tax Archives — Page 4 of 4


We expressed skepticism when the Labor Party first announced it. We are pleased it is being cancelled. The previous Labour government hummed and hawed about this rural-urban “digital divide”. Eventually, in 2009, it proposed levying a 50p tax on every fixed telephone line in the country: the proceeds were to be given to BT to allow it to connect even the remotest hamlets by 2012. The new coalition administration abandoned that plan, ditching the tax and pushing the target date back to 2015.

On the benefits of services trade

Posted on February 17, 2010  /  0 Comments

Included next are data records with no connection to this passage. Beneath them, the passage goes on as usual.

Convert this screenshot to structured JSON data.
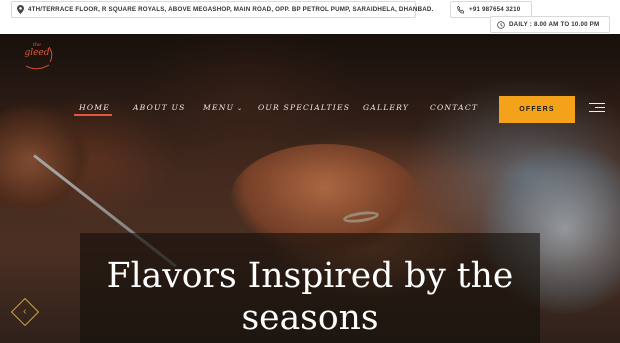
{
  "topbar": {
    "address": "4TH/TERRACE FLOOR, R SQUARE ROYALS, ABOVE MEGASHOP, MAIN ROAD, OPP. BP PETROL PUMP, SARAIDHELA, DHANBAD.",
    "phone": "+91 987654 3210",
    "hours": "DAILY : 8.00 AM TO 10.00 PM",
    "icons": {
      "address": "map-pin-icon",
      "phone": "phone-icon",
      "hours": "clock-icon"
    }
  },
  "logo": {
    "top": "the",
    "name": "gleed"
  },
  "nav": {
    "items": [
      {
        "label": "HOME",
        "active": true
      },
      {
        "label": "ABOUT US"
      },
      {
        "label": "MENU",
        "has_dropdown": true
      },
      {
        "label": "OUR SPECIALTIES"
      },
      {
        "label": "GALLERY"
      },
      {
        "label": "CONTACT"
      }
    ],
    "offers_label": "OFFERS",
    "accent_color": "#e4573d",
    "button_color": "#f5a21b"
  },
  "hero": {
    "caption": "Flavors Inspired by the seasons",
    "prev_icon": "chevron-left-icon",
    "arrow_color": "#d2a44a"
  }
}
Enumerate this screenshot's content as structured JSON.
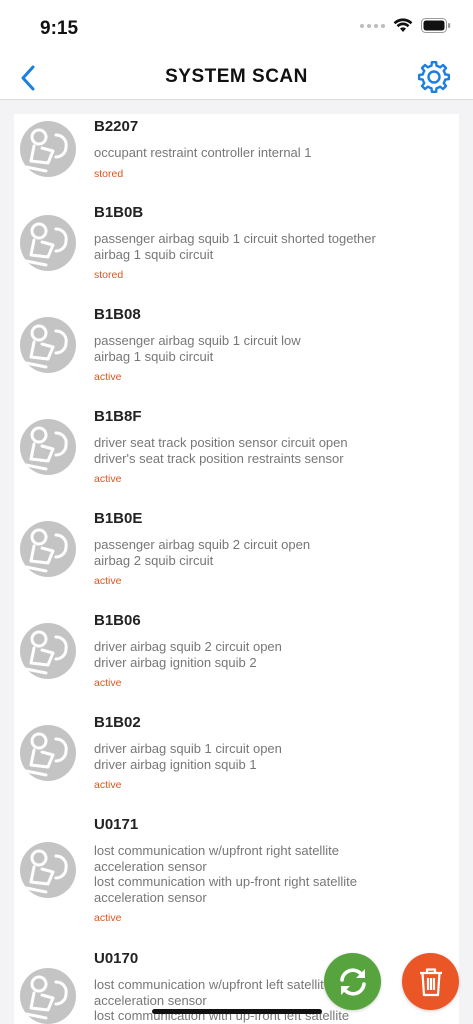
{
  "status_bar": {
    "time": "9:15"
  },
  "nav": {
    "title": "SYSTEM SCAN",
    "back_icon": "chevron-left-icon",
    "settings_icon": "gear-icon"
  },
  "colors": {
    "accent": "#1a7fe0",
    "status_text": "#e0541f",
    "refresh_button": "#57a33d",
    "delete_button": "#ea5626"
  },
  "dtc_items": [
    {
      "code": "B2207",
      "description": [
        "occupant restraint controller internal 1"
      ],
      "status": "stored"
    },
    {
      "code": "B1B0B",
      "description": [
        "passenger airbag squib 1 circuit shorted together",
        "airbag 1 squib circuit"
      ],
      "status": "stored"
    },
    {
      "code": "B1B08",
      "description": [
        "passenger airbag squib 1 circuit low",
        "airbag 1 squib circuit"
      ],
      "status": "active"
    },
    {
      "code": "B1B8F",
      "description": [
        "driver seat track position sensor circuit open",
        "driver's seat track position restraints sensor"
      ],
      "status": "active"
    },
    {
      "code": "B1B0E",
      "description": [
        "passenger airbag squib 2 circuit open",
        "airbag 2 squib circuit"
      ],
      "status": "active"
    },
    {
      "code": "B1B06",
      "description": [
        "driver airbag squib 2 circuit open",
        "driver airbag ignition squib 2"
      ],
      "status": "active"
    },
    {
      "code": "B1B02",
      "description": [
        "driver airbag squib 1 circuit open",
        "driver airbag ignition squib 1"
      ],
      "status": "active"
    },
    {
      "code": "U0171",
      "description": [
        "lost communication w/upfront right satellite",
        "acceleration sensor",
        "lost communication with up-front right satellite",
        "acceleration sensor"
      ],
      "status": "active"
    },
    {
      "code": "U0170",
      "description": [
        "lost communication w/upfront left satellite",
        "acceleration sensor",
        "lost communication with up-front left satellite"
      ],
      "status": ""
    }
  ],
  "actions": {
    "refresh_icon": "refresh-icon",
    "delete_icon": "trash-icon"
  }
}
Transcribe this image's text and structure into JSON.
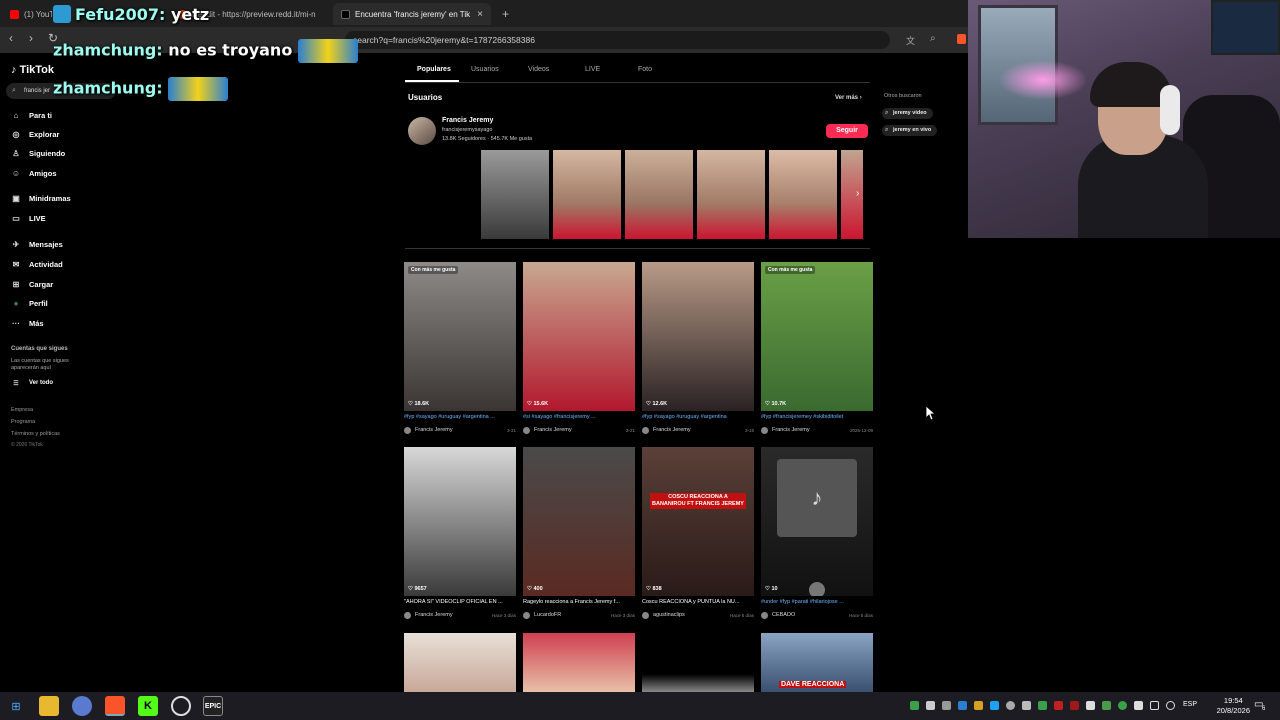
{
  "browser": {
    "tabs": [
      {
        "label": "(1) YouTu",
        "active": false
      },
      {
        "label": "Reddit - https://preview.redd.it/mi-n",
        "active": false
      },
      {
        "label": "Encuentra 'francis jeremy' en Tik",
        "active": true
      }
    ],
    "new_tab": "+",
    "url": "search?q=francis%20jeremy&t=1787266358386"
  },
  "chat": [
    {
      "user": "Fefu2007:",
      "message": "yetz"
    },
    {
      "user": "zhamchung:",
      "message": "no es troyano"
    },
    {
      "user": "zhamchung:",
      "message": ""
    }
  ],
  "tiktok": {
    "logo": "TikTok",
    "search_value": "francis jer",
    "nav": [
      {
        "label": "Para ti",
        "icon": "home-icon"
      },
      {
        "label": "Explorar",
        "icon": "compass-icon"
      },
      {
        "label": "Siguiendo",
        "icon": "person-icon"
      },
      {
        "label": "Amigos",
        "icon": "friends-icon"
      },
      {
        "label": "Minidramas",
        "icon": "minidrama-icon"
      },
      {
        "label": "LIVE",
        "icon": "live-icon"
      },
      {
        "label": "Mensajes",
        "icon": "messages-icon"
      },
      {
        "label": "Actividad",
        "icon": "activity-icon"
      },
      {
        "label": "Cargar",
        "icon": "upload-icon"
      },
      {
        "label": "Perfil",
        "icon": "profile-icon"
      },
      {
        "label": "Más",
        "icon": "more-icon"
      }
    ],
    "following_heading": "Cuentas que sigues",
    "following_text_1": "Las cuentas que sigues",
    "following_text_2": "aparecerán aquí",
    "see_all": "Ver todo",
    "footer": [
      "Empresa",
      "Programa",
      "Términos y políticas",
      "© 2026 TikTok"
    ],
    "content_tabs": [
      "Populares",
      "Usuarios",
      "Videos",
      "LIVE",
      "Foto"
    ],
    "users_section": {
      "title": "Usuarios",
      "see_more": "Ver más",
      "name": "Francis Jeremy",
      "handle": "francisjeremysayago",
      "stats": "13.8K Seguidores · 545.7K Me gusta",
      "follow": "Seguir"
    },
    "others_searched": {
      "title": "Otros buscaron",
      "items": [
        "jeremy video",
        "jeremy en vivo"
      ]
    },
    "videos": [
      {
        "badge": "Con más me gusta",
        "likes": "18.6K",
        "caption_tags": "#fyp #sayago #uruguay #argentina ...",
        "author": "Francis Jeremy",
        "date": "3-21",
        "color1": "#8d8a88",
        "color2": "#3a3533"
      },
      {
        "badge": "",
        "likes": "15.6K",
        "caption_tags": "#si #sayago #francisjeremy ...",
        "author": "Francis Jeremy",
        "date": "3-21",
        "color1": "#c8a890",
        "color2": "#b2182e"
      },
      {
        "badge": "",
        "likes": "12.6K",
        "caption_tags": "#fyp #sayago #uruguay #argentina",
        "author": "Francis Jeremy",
        "date": "3-15",
        "color1": "#b89a86",
        "color2": "#2a2224"
      },
      {
        "badge": "Con más me gusta",
        "likes": "10.7K",
        "caption_tags": "#fyp #francisjeremey #skibiditoilet",
        "author": "Francis Jeremy",
        "date": "2025-12-09",
        "color1": "#6aa046",
        "color2": "#3a6a30"
      },
      {
        "badge": "",
        "likes": "9657",
        "caption_tags": "\"AHORA SI\" VIDEOCLIP OFICIAL EN ...",
        "author": "Francis Jeremy",
        "date": "Hace 3 días",
        "color1": "#d8d8d8",
        "color2": "#3a3a3a"
      },
      {
        "badge": "",
        "likes": "400",
        "caption_tags": "Rageylo reacciona a Francis Jeremy f...",
        "author": "LucardoFR",
        "date": "Hace 3 días",
        "color1": "#4a4a4a",
        "color2": "#5a2a22"
      },
      {
        "badge": "",
        "likes": "838",
        "caption_tags": "Coscu REACCIONA y PUNTUA la NU...",
        "author": "agustinaclips",
        "date": "Hace 5 días",
        "color1": "#5a4038",
        "color2": "#2a1a18"
      },
      {
        "badge": "",
        "likes": "10",
        "caption_tags": "#under #fyp #parati #hilariojose ...",
        "author": "CEBADO",
        "date": "Hace 5 días",
        "color1": "#2a2a2a",
        "color2": "#111111"
      }
    ],
    "overlay_text": {
      "coscu": "COSCU REACCIONA A BANANIROU FT FRANCIS JEREMY",
      "dave": "DAVE REACCIONA"
    }
  },
  "taskbar": {
    "lang": "ESP",
    "time": "19:54",
    "date": "20/8/2026",
    "notification_count": "6"
  }
}
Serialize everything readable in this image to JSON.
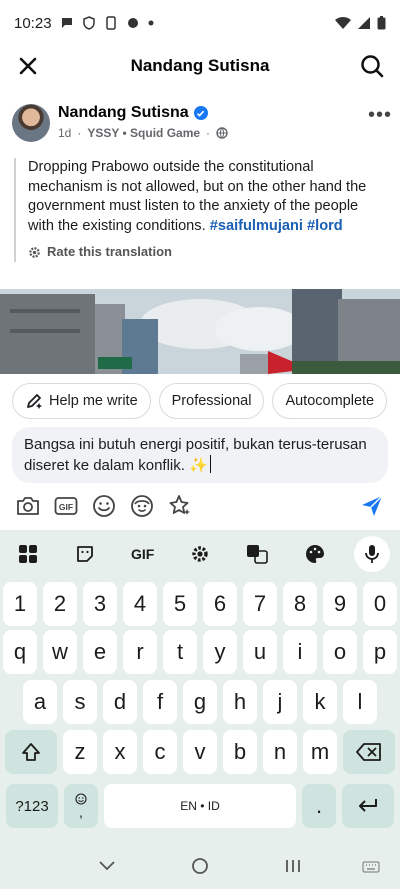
{
  "status_bar": {
    "time": "10:23",
    "icons": [
      "chat-icon",
      "shield-v-icon",
      "phone-clip-icon",
      "game-controller-icon",
      "dot-icon"
    ],
    "right_icons": [
      "wifi-icon",
      "signal-icon",
      "battery-icon"
    ]
  },
  "header": {
    "title": "Nandang Sutisna",
    "close_icon": "close-icon",
    "search_icon": "search-icon"
  },
  "post": {
    "author": "Nandang Sutisna",
    "time": "1d",
    "dot": "·",
    "group": "YSSY • Squid Game",
    "dot2": "·",
    "privacy_icon": "globe-icon",
    "more_label": "•••",
    "text": "Dropping Prabowo outside the constitutional mechanism is not allowed, but on the other hand the government must listen to the anxiety of the people with the existing conditions. ",
    "hashtags": [
      "#saifulmujani",
      "#lord"
    ],
    "rate_label": "Rate this translation"
  },
  "chips": [
    {
      "label": "Help me write",
      "icon": "pencil-sparkle-icon"
    },
    {
      "label": "Professional"
    },
    {
      "label": "Autocomplete"
    }
  ],
  "compose": {
    "value": "Bangsa ini butuh energi positif, bukan terus-terusan diseret ke dalam konflik. ✨"
  },
  "toolbar": {
    "icons": [
      "camera-icon",
      "gif-icon",
      "emoji-icon",
      "avatar-sticker-icon",
      "sparkle-star-icon"
    ],
    "send_icon": "send-icon"
  },
  "keyboard": {
    "top": {
      "gif": "GIF"
    },
    "row_numbers": [
      "1",
      "2",
      "3",
      "4",
      "5",
      "6",
      "7",
      "8",
      "9",
      "0"
    ],
    "row1": [
      "q",
      "w",
      "e",
      "r",
      "t",
      "y",
      "u",
      "i",
      "o",
      "p"
    ],
    "row2": [
      "a",
      "s",
      "d",
      "f",
      "g",
      "h",
      "j",
      "k",
      "l"
    ],
    "row3": [
      "z",
      "x",
      "c",
      "v",
      "b",
      "n",
      "m"
    ],
    "sym": "?123",
    "comma": ",",
    "space": "EN • ID",
    "period": "."
  }
}
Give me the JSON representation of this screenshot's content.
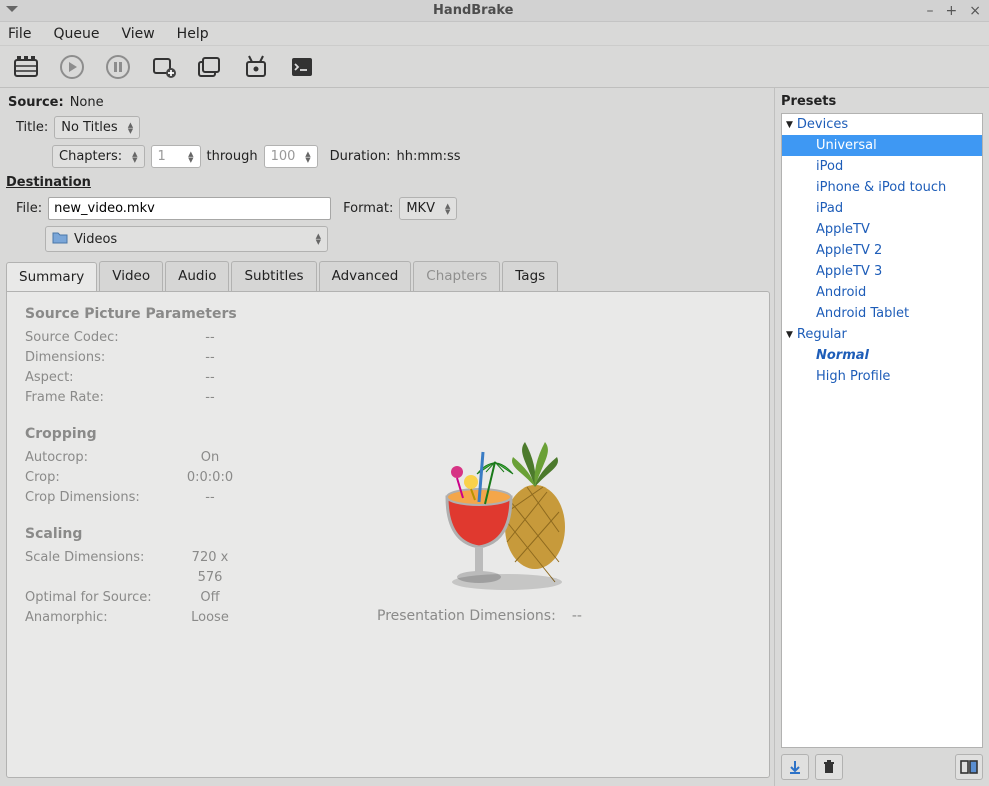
{
  "window": {
    "title": "HandBrake"
  },
  "menu": {
    "file": "File",
    "queue": "Queue",
    "view": "View",
    "help": "Help"
  },
  "source": {
    "label": "Source:",
    "value": "None",
    "title_label": "Title:",
    "title_select": "No Titles",
    "chapters_label": "Chapters:",
    "chapter_from": "1",
    "through_label": "through",
    "chapter_to": "100",
    "duration_label": "Duration:",
    "duration_value": "hh:mm:ss"
  },
  "destination": {
    "header": "Destination",
    "file_label": "File:",
    "file_value": "new_video.mkv",
    "format_label": "Format:",
    "format_value": "MKV",
    "folder_value": "Videos"
  },
  "tabs": {
    "summary": "Summary",
    "video": "Video",
    "audio": "Audio",
    "subtitles": "Subtitles",
    "advanced": "Advanced",
    "chapters": "Chapters",
    "tags": "Tags"
  },
  "summary": {
    "spp_title": "Source Picture Parameters",
    "source_codec_label": "Source Codec:",
    "source_codec_value": "--",
    "dimensions_label": "Dimensions:",
    "dimensions_value": "--",
    "aspect_label": "Aspect:",
    "aspect_value": "--",
    "framerate_label": "Frame Rate:",
    "framerate_value": "--",
    "cropping_title": "Cropping",
    "autocrop_label": "Autocrop:",
    "autocrop_value": "On",
    "crop_label": "Crop:",
    "crop_value": "0:0:0:0",
    "crop_dim_label": "Crop Dimensions:",
    "crop_dim_value": "--",
    "scaling_title": "Scaling",
    "scale_dim_label": "Scale Dimensions:",
    "scale_dim_value": "720 x 576",
    "optimal_label": "Optimal for Source:",
    "optimal_value": "Off",
    "anamorphic_label": "Anamorphic:",
    "anamorphic_value": "Loose",
    "presentation_label": "Presentation Dimensions:",
    "presentation_value": "--"
  },
  "presets": {
    "header": "Presets",
    "categories": [
      {
        "name": "Devices",
        "items": [
          "Universal",
          "iPod",
          "iPhone & iPod touch",
          "iPad",
          "AppleTV",
          "AppleTV 2",
          "AppleTV 3",
          "Android",
          "Android Tablet"
        ]
      },
      {
        "name": "Regular",
        "items": [
          "Normal",
          "High Profile"
        ]
      }
    ],
    "selected": "Universal",
    "default_item": "Normal"
  }
}
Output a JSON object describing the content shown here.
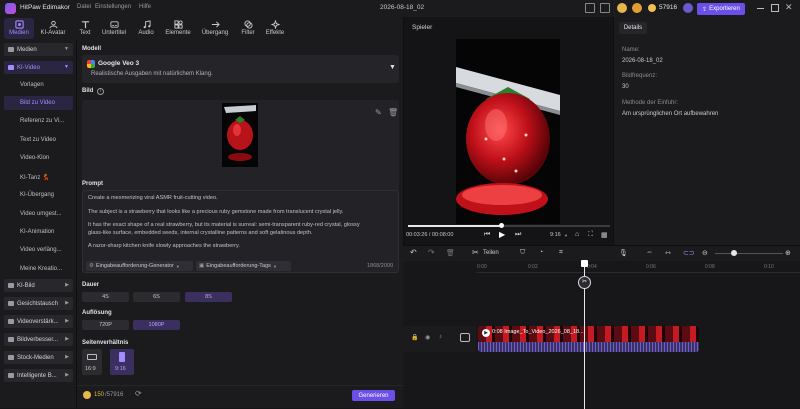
{
  "app": {
    "name": "HitPaw Edimakor",
    "menu": [
      "Datei",
      "Einstellungen",
      "Hilfe"
    ],
    "project": "2026-08-18_02",
    "credits": "57916",
    "export_label": "Exportieren"
  },
  "toolbar": {
    "tabs": [
      {
        "label": "Medien",
        "icon": "media-icon"
      },
      {
        "label": "KI-Avatar",
        "icon": "avatar-icon"
      },
      {
        "label": "Text",
        "icon": "text-icon"
      },
      {
        "label": "Untertitel",
        "icon": "subtitle-icon"
      },
      {
        "label": "Audio",
        "icon": "audio-icon"
      },
      {
        "label": "Elemente",
        "icon": "elements-icon"
      },
      {
        "label": "Übergang",
        "icon": "transition-icon"
      },
      {
        "label": "Filter",
        "icon": "filter-icon"
      },
      {
        "label": "Effekte",
        "icon": "effects-icon"
      }
    ]
  },
  "leftnav": {
    "medien": "Medien",
    "ki_video": "KI-Video",
    "ki_video_items": [
      "Vorlagen",
      "Bild zu Video",
      "Referenz zu Vi...",
      "Text zu Video",
      "Video-Klon",
      "KI-Tanz 💃",
      "KI-Übergang",
      "Video umgest...",
      "KI-Animation",
      "Video verläng...",
      "Meine Kreatio..."
    ],
    "groups": [
      "KI-Bild",
      "Gesichtstausch",
      "Videoverstärk...",
      "Bildverbesser...",
      "Stock-Medien",
      "Intelligente B..."
    ]
  },
  "settings": {
    "model_label": "Modell",
    "model_name": "Google Veo 3",
    "model_desc": "Realistische Ausgaben mit natürlichem Klang.",
    "image_label": "Bild",
    "prompt_label": "Prompt",
    "prompt_lines": [
      "Create a mesmerizing viral ASMR fruit-cutting video.",
      "The subject is a strawberry that looks like a precious ruby gemstone made from translucent crystal jelly.",
      "It has the exact shape of a real strawberry, but its material is surreal: semi-transparent ruby-red crystal, glossy",
      "glass-like surface, embedded seeds, internal crystalline patterns and soft gelatinous depth.",
      "A razor-sharp kitchen knife slowly approaches the strawberry."
    ],
    "prompt_generator": "Eingabeaufforderung-Generator",
    "prompt_tags": "Eingabeaufforderung-Tags",
    "char_count": "1868/2000",
    "duration_label": "Dauer",
    "durations": [
      "4S",
      "6S",
      "8S"
    ],
    "resolution_label": "Auflösung",
    "resolutions": [
      "720P",
      "1080P"
    ],
    "aspect_label": "Seitenverhältnis",
    "aspects": [
      "16:9",
      "9:16"
    ],
    "cost": "150",
    "credits_total": "/57916",
    "generate_label": "Generieren"
  },
  "preview": {
    "label": "Spieler",
    "time": "00:03:26 / 00:08:00",
    "ratio": "9:16",
    "progress": 0.46
  },
  "details": {
    "tab": "Details",
    "name_key": "Name:",
    "name_val": "2026-08-18_02",
    "fps_key": "Bildfrequenz:",
    "fps_val": "30",
    "method_key": "Methode der Einfuhr:",
    "method_val": "Am ursprünglichen Ort aufbewahren"
  },
  "timeline": {
    "split_label": "Teilen",
    "ticks": [
      "0:00",
      "0:02",
      "0:04",
      "0:06",
      "0:08",
      "0:10"
    ],
    "clip_name": "0:08  Image_To_Video_2026_08_18..."
  },
  "colors": {
    "accent": "#7b5cf0",
    "accent_soft": "#a68bff",
    "bg": "#141416",
    "panel": "#1b1b1e"
  }
}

Services trade, especially mode 1 services trade where the buyer remains in the buyer’s country and the seller remains in the seller’s country, is critical to the development of emerging economies. India has been one of the greatest beneficiaries of liberalized trade, but the NYT article below shows that the US is also a clear winner. The full article is worth a read. For example, will Washington offer tax breaks or other export incentives? While businesses may clamor for them, these would be a setback for freer trade — after all, for years it has been America that has been hectoring other countries to end their subsidies to exporters.
The Pakistan Telecom Authority in their December 2008 quarterly review gives the reasoning behind the government’s decision to impose high taxes on mobile phone use. To reduce the high fiscal deficits, the government had increased taxes. The increase for the telecom sector was over 40 percent; for other sectors it was only seven percent. However, the end result was unexpected, though it could have been predicted from economic theory. In the two quarters after the tax increase, the tax revenue from mobile declined.
It is reported that the one million or so customers of Sri Lanka Telecom who have wireline connections can now look forward to paying the same amount in taxes as the ten million or so customers (mobile and fixed) who connect wirelessly (across GSM and CDMA platforms). We have opposed telecom specific taxes; but even more, we have opposed discrimination between different technologies. It takes some time for the people in Treasury to get it, but at least they got it after more than a year. If they got it earlier, there would have been no need to change the description in the phone bills from mobile subscriber levy to telephone subscriber levy. Hopefully this will also end the anomaly of taxing the same broadband service differently.
In its 2005-06 budget (Khaleda Zia) the Bangladesh government imposed a regressive Taka 900 tax on each SIM that was issued.   We describe the tax as regressive because, if it was passed on to customers, it would hurt the low-user segment (generally the poorer segment) of the market more, because it’s a fixed tax that does not vary with use. The mobile operators did not quite understand what the government wanted to do and decided to absorb the tax.  They made various pleas and protests and got the tax reduced to Taka 800.  Finally, in 2008, they decided they had enough and decided to pass on most of the tax to customers.
Hutch, a pure BOP play that was making very good profits, has reported declining profits and revenue growth.  One quarter does not a trend make.  But seen together with Dialog’s bad results for the last quarter, it suggests things are not looking good for the telecom sector which is taking multiple hits with tripled spectrum charges, revenue-raising taxes in the name of the environment and all sorts of additional costs imposed in the name of national security. If the government keeps taking JHU advice, they are likely to make the economy slow to a crawl.